#### Task goal:
Find each line below that includes "Bearer", then copy it.

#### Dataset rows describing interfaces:
= = =
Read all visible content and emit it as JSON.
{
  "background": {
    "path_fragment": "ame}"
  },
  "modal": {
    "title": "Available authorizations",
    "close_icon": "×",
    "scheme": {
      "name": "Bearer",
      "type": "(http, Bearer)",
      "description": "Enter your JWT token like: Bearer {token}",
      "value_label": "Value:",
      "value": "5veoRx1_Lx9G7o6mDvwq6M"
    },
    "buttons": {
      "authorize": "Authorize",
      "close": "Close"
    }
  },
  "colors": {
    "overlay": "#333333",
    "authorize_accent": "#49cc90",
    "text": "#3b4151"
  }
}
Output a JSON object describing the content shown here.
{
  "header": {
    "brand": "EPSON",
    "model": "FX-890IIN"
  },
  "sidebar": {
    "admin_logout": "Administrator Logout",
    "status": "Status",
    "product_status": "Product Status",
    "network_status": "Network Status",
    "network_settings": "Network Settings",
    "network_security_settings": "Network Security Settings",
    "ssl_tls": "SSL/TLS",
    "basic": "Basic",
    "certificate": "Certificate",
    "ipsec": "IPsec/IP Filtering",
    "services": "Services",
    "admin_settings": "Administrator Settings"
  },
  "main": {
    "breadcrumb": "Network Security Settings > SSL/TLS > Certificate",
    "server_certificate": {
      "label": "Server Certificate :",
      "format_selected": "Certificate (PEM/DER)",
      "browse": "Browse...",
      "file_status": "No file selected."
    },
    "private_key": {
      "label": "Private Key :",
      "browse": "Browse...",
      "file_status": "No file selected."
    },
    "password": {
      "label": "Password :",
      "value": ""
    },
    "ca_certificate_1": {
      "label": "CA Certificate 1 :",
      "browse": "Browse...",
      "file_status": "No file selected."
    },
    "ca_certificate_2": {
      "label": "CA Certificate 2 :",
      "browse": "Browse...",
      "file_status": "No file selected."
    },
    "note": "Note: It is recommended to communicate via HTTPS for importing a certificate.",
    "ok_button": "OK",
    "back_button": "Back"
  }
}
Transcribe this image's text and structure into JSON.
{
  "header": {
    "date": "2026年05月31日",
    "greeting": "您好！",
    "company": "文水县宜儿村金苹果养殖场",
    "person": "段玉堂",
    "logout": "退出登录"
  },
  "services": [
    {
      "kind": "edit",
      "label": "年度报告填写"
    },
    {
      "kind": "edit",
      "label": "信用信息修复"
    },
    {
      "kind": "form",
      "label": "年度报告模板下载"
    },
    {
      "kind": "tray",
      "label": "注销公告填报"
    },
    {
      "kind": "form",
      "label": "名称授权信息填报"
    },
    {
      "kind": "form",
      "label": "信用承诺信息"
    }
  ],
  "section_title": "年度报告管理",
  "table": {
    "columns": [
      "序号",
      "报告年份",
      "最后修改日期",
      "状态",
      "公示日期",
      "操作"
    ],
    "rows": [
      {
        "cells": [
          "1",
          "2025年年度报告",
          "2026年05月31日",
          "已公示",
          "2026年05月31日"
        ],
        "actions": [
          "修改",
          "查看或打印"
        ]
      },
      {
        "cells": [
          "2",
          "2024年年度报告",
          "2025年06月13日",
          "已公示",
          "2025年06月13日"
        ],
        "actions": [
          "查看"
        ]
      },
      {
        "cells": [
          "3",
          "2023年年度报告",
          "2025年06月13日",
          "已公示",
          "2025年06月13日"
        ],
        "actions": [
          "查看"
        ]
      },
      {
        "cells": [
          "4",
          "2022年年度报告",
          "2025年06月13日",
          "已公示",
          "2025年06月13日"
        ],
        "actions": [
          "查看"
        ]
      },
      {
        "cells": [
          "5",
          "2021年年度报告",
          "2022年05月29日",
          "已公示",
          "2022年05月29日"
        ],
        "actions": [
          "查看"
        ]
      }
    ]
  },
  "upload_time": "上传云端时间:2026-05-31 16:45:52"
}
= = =
#### Answer section:
      "name": "Bearer",
      "type": "(http, Bearer)",
      "description": "Enter your JWT token like: Bearer {token}",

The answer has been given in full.